- _Task statement_: Below are records. Find each line in them that holds the word "true" and copy it.

Dataset items
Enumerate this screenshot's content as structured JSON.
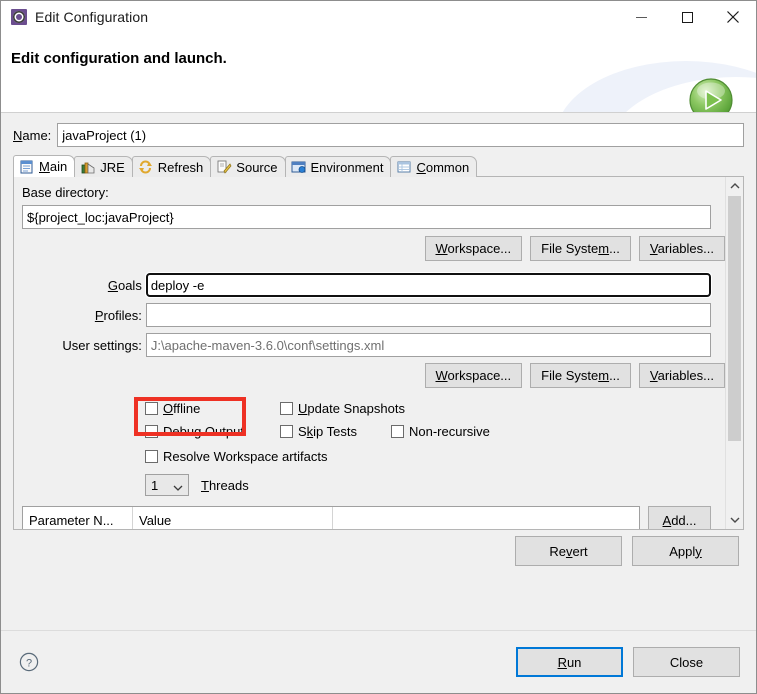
{
  "window": {
    "title": "Edit Configuration",
    "icon": "eclipse-config-icon",
    "minimize_label": "Minimize",
    "maximize_label": "Maximize",
    "close_label": "Close"
  },
  "header": {
    "title": "Edit configuration and launch.",
    "run_icon": "green-run-play-icon"
  },
  "name_field": {
    "label": "Name:",
    "label_mnemonic": "N",
    "value": "javaProject (1)"
  },
  "tabs": [
    {
      "label": "Main",
      "mnemonic": "M",
      "icon": "main-document-icon",
      "active": true
    },
    {
      "label": "JRE",
      "mnemonic": "",
      "icon": "jre-books-icon",
      "active": false
    },
    {
      "label": "Refresh",
      "mnemonic": "",
      "icon": "refresh-arrows-icon",
      "active": false
    },
    {
      "label": "Source",
      "mnemonic": "",
      "icon": "source-pencil-icon",
      "active": false
    },
    {
      "label": "Environment",
      "mnemonic": "",
      "icon": "environment-window-icon",
      "active": false
    },
    {
      "label": "Common",
      "mnemonic": "C",
      "icon": "common-table-icon",
      "active": false
    }
  ],
  "main_tab": {
    "base_directory": {
      "label": "Base directory:",
      "value": "${project_loc:javaProject}"
    },
    "dir_buttons": [
      {
        "label": "Workspace...",
        "mnemonic": "W"
      },
      {
        "label": "File System...",
        "mnemonic": "m"
      },
      {
        "label": "Variables...",
        "mnemonic": "V"
      }
    ],
    "goals": {
      "label": "Goals",
      "mnemonic": "G",
      "value": "deploy -e",
      "focused": true,
      "highlight_color": "#ee3124"
    },
    "profiles": {
      "label": "Profiles:",
      "mnemonic": "P",
      "value": ""
    },
    "user_settings": {
      "label": "User settings:",
      "value": "J:\\apache-maven-3.6.0\\conf\\settings.xml",
      "value_is_dim": true
    },
    "settings_buttons": [
      {
        "label": "Workspace...",
        "mnemonic": "W"
      },
      {
        "label": "File System...",
        "mnemonic": "m"
      },
      {
        "label": "Variables...",
        "mnemonic": "V"
      }
    ],
    "checkboxes": [
      {
        "label": "Offline",
        "mnemonic": "O",
        "checked": false
      },
      {
        "label": "Update Snapshots",
        "mnemonic": "U",
        "checked": false
      },
      {
        "label": "Debug Output",
        "mnemonic": "g",
        "checked": false
      },
      {
        "label": "Skip Tests",
        "mnemonic": "k",
        "checked": false
      },
      {
        "label": "Non-recursive",
        "mnemonic": "",
        "checked": false
      },
      {
        "label": "Resolve Workspace artifacts",
        "mnemonic": "",
        "checked": false
      }
    ],
    "threads": {
      "value": "1",
      "label": "Threads",
      "mnemonic": "T"
    },
    "parameters_table": {
      "columns": [
        "Parameter N...",
        "Value"
      ],
      "rows": []
    },
    "add_button": {
      "label": "Add...",
      "mnemonic": "A"
    }
  },
  "action_buttons": [
    {
      "label": "Revert",
      "mnemonic": "v"
    },
    {
      "label": "Apply",
      "mnemonic": "y"
    }
  ],
  "bottom_bar": {
    "help_icon": "help-question-icon",
    "buttons": [
      {
        "label": "Run",
        "mnemonic": "R",
        "default": true
      },
      {
        "label": "Close",
        "mnemonic": "",
        "default": false
      }
    ]
  }
}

- _Output_:
      "active": true
      "focused": true,
      "value_is_dim": true
        "default": true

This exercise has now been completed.